Does the whole Rocky franchise deserve put downs? Absolutely. But not the new one.
At the Directors Guild screening I took my little boy to, only members of that guild, the producers guild and the screen writers guild were allowed in. That’s a pretty tough crowd for a movie.
First of all, they’re usually envious of all the attention movie stars get, the fame and adulation. Plus they’ve been screwed enough by stars and studio executives that they have a jaundiced view of the whole business, but especially of movie stars who think they can direct and write, or want credit for it when their co-writers or co-directors or other helpers really deserve it. And Stallone wrote and directed this film, not just starred in it.
So to win over this audience was not an easy task.
My little boy had no idea who Stallone or “Rocky” was, so I rented the original ROCKY a few nights earlier and watched it with him. He was a little antsy during the slow parts, which there were more of than I remembered.
But I was still impressed with the original, despite it’s being as cartoony and manipulative as I remembered it being, with gaps in the story and character development that in a more subtle film would have mattered. And my underlying sense that there was always something racist, intentional or not, in the white “Rocky” standing up to, and eventually defeating, a series of black boxers.
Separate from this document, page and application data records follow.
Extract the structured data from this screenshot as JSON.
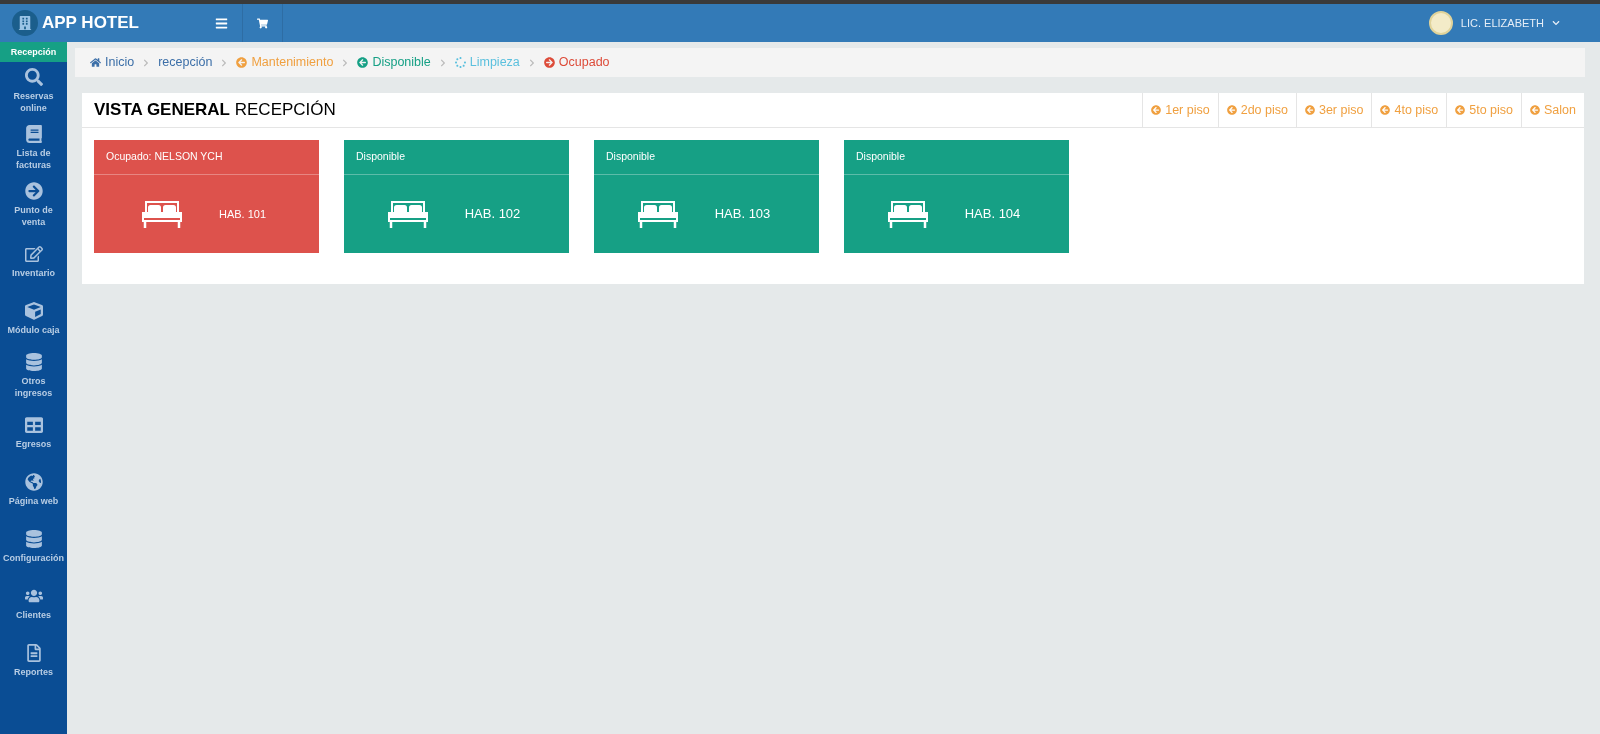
{
  "header": {
    "brand": "APP HOTEL",
    "user": "LIC. ELIZABETH"
  },
  "sidebar": {
    "items": [
      {
        "label": "Recepción",
        "selected": true
      },
      {
        "label": "Reservas online",
        "selected": false
      },
      {
        "label": "Lista de facturas",
        "selected": false
      },
      {
        "label": "Punto de venta",
        "selected": false
      },
      {
        "label": "Inventario",
        "selected": false
      },
      {
        "label": "Módulo caja",
        "selected": false
      },
      {
        "label": "Otros ingresos",
        "selected": false
      },
      {
        "label": "Egresos",
        "selected": false
      },
      {
        "label": "Página web",
        "selected": false
      },
      {
        "label": "Configuración",
        "selected": false
      },
      {
        "label": "Clientes",
        "selected": false
      },
      {
        "label": "Reportes",
        "selected": false
      }
    ]
  },
  "breadcrumb": [
    {
      "label": "Inicio",
      "kind": "home"
    },
    {
      "label": "recepción",
      "kind": "plain"
    },
    {
      "label": "Mantenimiento",
      "kind": "maintenance"
    },
    {
      "label": "Disponible",
      "kind": "available"
    },
    {
      "label": "Limpieza",
      "kind": "cleaning"
    },
    {
      "label": "Ocupado",
      "kind": "occupied"
    }
  ],
  "panel": {
    "title_bold": "VISTA GENERAL",
    "title": "RECEPCIÓN",
    "floors": [
      "1er piso",
      "2do piso",
      "3er piso",
      "4to piso",
      "5to piso",
      "Salon"
    ],
    "rooms": [
      {
        "kind": "occupied",
        "label": "Ocupado: NELSON YCH",
        "room": "HAB. 101"
      },
      {
        "kind": "available",
        "label": "Disponible",
        "room": "HAB. 102"
      },
      {
        "kind": "available",
        "label": "Disponible",
        "room": "HAB. 103"
      },
      {
        "kind": "available",
        "label": "Disponible",
        "room": "HAB. 104"
      }
    ]
  }
}
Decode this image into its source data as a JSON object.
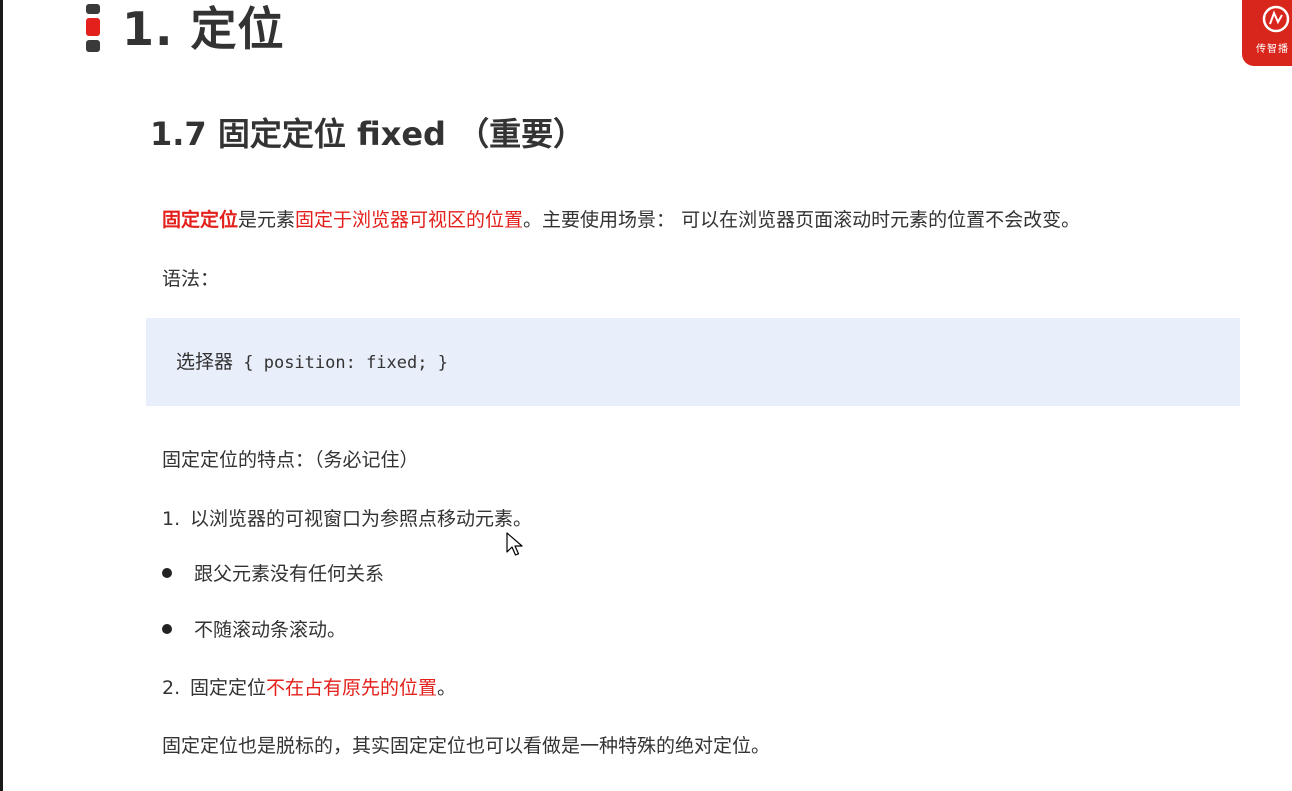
{
  "chapter": {
    "title": "1. 定位"
  },
  "logo": {
    "text": "传智播"
  },
  "section": {
    "title": "1.7 固定定位 fixed （重要）"
  },
  "intro": {
    "term": "固定定位",
    "text1": "是元素",
    "highlight": "固定于浏览器可视区的位置",
    "text2": "。主要使用场景： 可以在浏览器页面滚动时元素的位置不会改变。"
  },
  "syntax": {
    "label": "语法："
  },
  "code": {
    "selector": "选择器",
    "body": " { position: fixed; }"
  },
  "features": {
    "heading": "固定定位的特点：（务必记住）",
    "item1_num": "1.",
    "item1_text": "以浏览器的可视窗口为参照点移动元素。",
    "bullet1": "跟父元素没有任何关系",
    "bullet2": "不随滚动条滚动。",
    "item2_num": "2.",
    "item2_text": "固定定位",
    "item2_highlight": "不在占有原先的位置",
    "item2_end": "。",
    "note": "固定定位也是脱标的，其实固定定位也可以看做是一种特殊的绝对定位。"
  },
  "colors": {
    "accent": "#e3201b",
    "code_bg": "#e8eefa",
    "text": "#333333"
  }
}
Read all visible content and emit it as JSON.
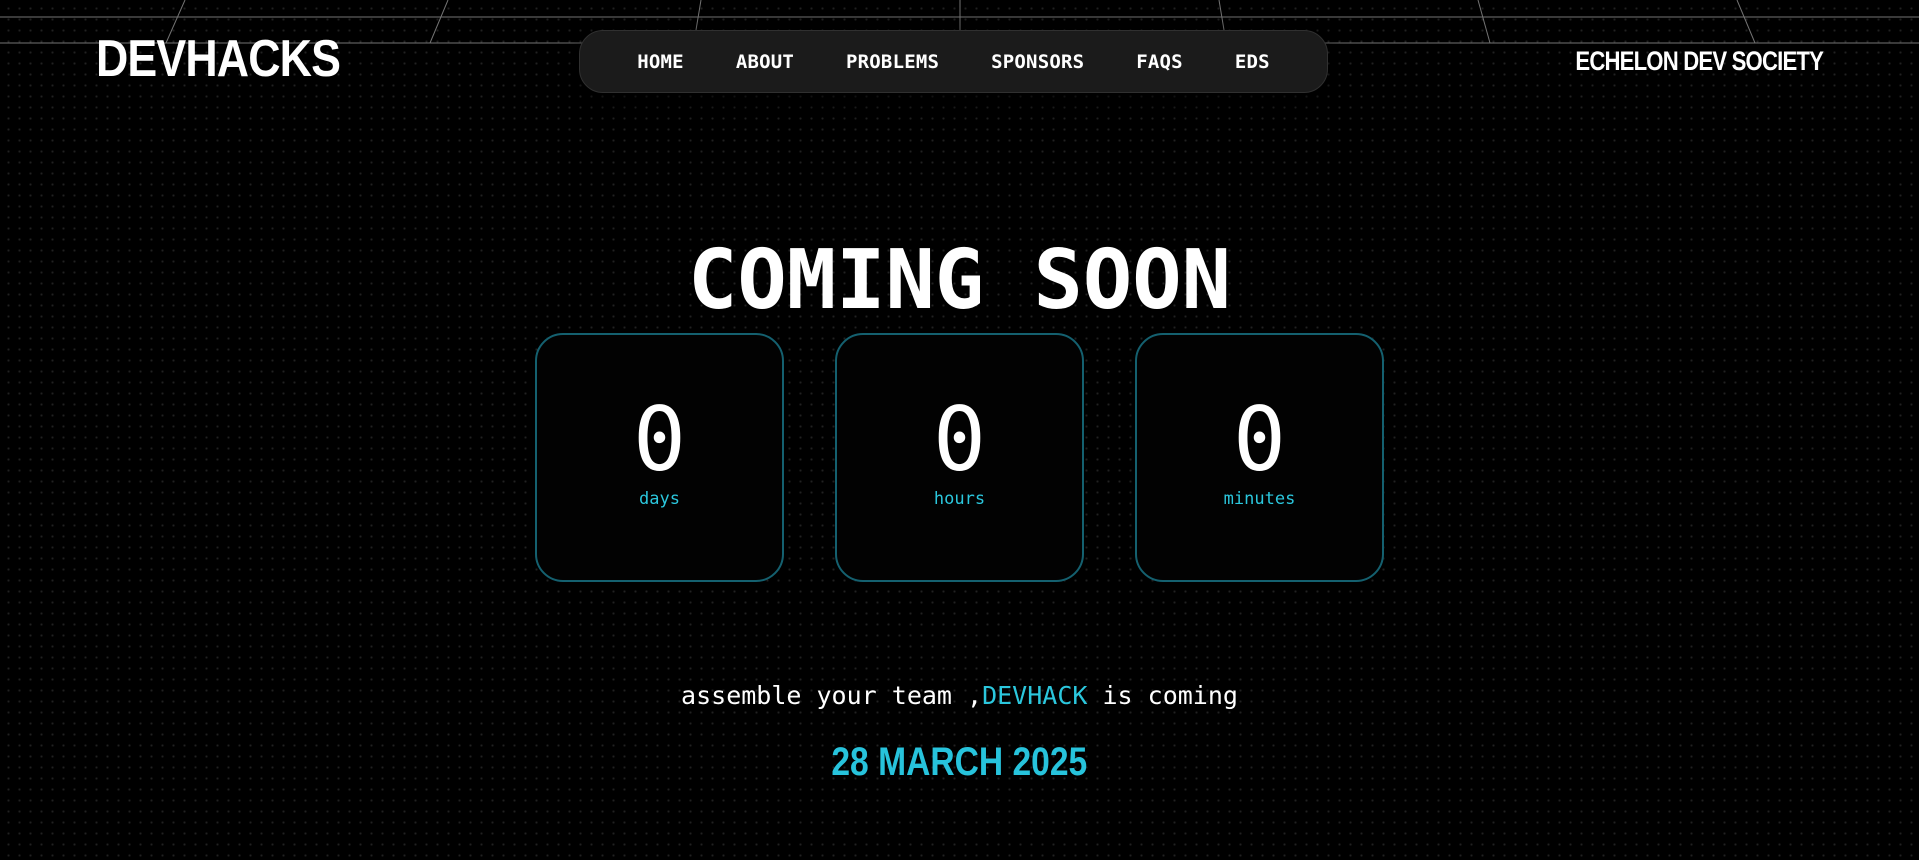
{
  "header": {
    "logo": "DEVHACKS",
    "brand_right": "ECHELON DEV SOCIETY"
  },
  "nav": {
    "items": [
      {
        "label": "HOME"
      },
      {
        "label": "ABOUT"
      },
      {
        "label": "PROBLEMS"
      },
      {
        "label": "SPONSORS"
      },
      {
        "label": "FAQS"
      },
      {
        "label": "EDS"
      }
    ]
  },
  "hero": {
    "headline": "COMING SOON"
  },
  "countdown": {
    "days": {
      "value": "0",
      "unit": "days"
    },
    "hours": {
      "value": "0",
      "unit": "hours"
    },
    "minutes": {
      "value": "0",
      "unit": "minutes"
    }
  },
  "tagline": {
    "before": "assemble your team ,",
    "accent": "DEVHACK",
    "after": " is coming"
  },
  "event": {
    "date": "28 MARCH 2025"
  },
  "colors": {
    "background": "#000000",
    "accent": "#2bc7dd",
    "box_border": "#14606f",
    "nav_background": "#1b1b1b"
  }
}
But it was still inspiring.
It was a good thing we watched the original, because ROCKY BALBOA is the real sequel to that first one. It refers back to it constantly, in old footage, music, plot points and relationships—even some of the characters from the original ROCKY reappear. So my son got all those references, which connected him to the new movie more completely, and me as well.
And along with this tough audience of cynical movie insiders, we were totally won over. Just as in the Manhattan theater where I saw the originally ROCKY in 1976, people were crying and cheering throughout the film, and gave it a standing ovation at the end.
I was taken completely by surprise by that standing ovation. I was the only one still sitting, and not because I wasn’t taken with the film, but because I hate knee jerk group reactions. But even I got up when Stallone walked out and took his seat to be interviewed.
He seemed not only bright and articulate, but nothing like the star I encountered a few times, back in his heyday. Because the main quality that came across this time was humility. He truly seemed to have been chastened by aging, by having become in many ways like Rocky Balboa in the new film, a has been.
He said the new flick was a valentine to the fans of the original ROCKY. He felt he had let them down with the other sequels, hadn’t been true to the spirit of the original and the reasons people had loved it so much, and he wanted to make up for that. He has.
It’s got the same old weaknesses that somehow Stallone turns into strengths, the cartoon aspects of the film, the missing plot points, the not so subtle racial problems of once again a white hope taking on a black champion, and in this case a much maligned one. The story addresses the latter straight on and in a pretty sophisticated way by the ending, but may be too overwhelmed by the build-up of the support-for-the-underdog crescendo at the end for audiences to really get the black champion’s equally inspiring transformation.
And it’s way sentimental. But so am I. As I suspect most people are, especially the older we get.
At one point in the film, “Rocky” is reconciled with his son, and my little nine-year-old, sitting on my lap so he could see better, grabbed my hand during that scene and kissed it, then held it tight, getting the sentiment, moved by it, connecting it to his own life and relationship with his own aging father. Man, talk about sentiment. Don’t get me started.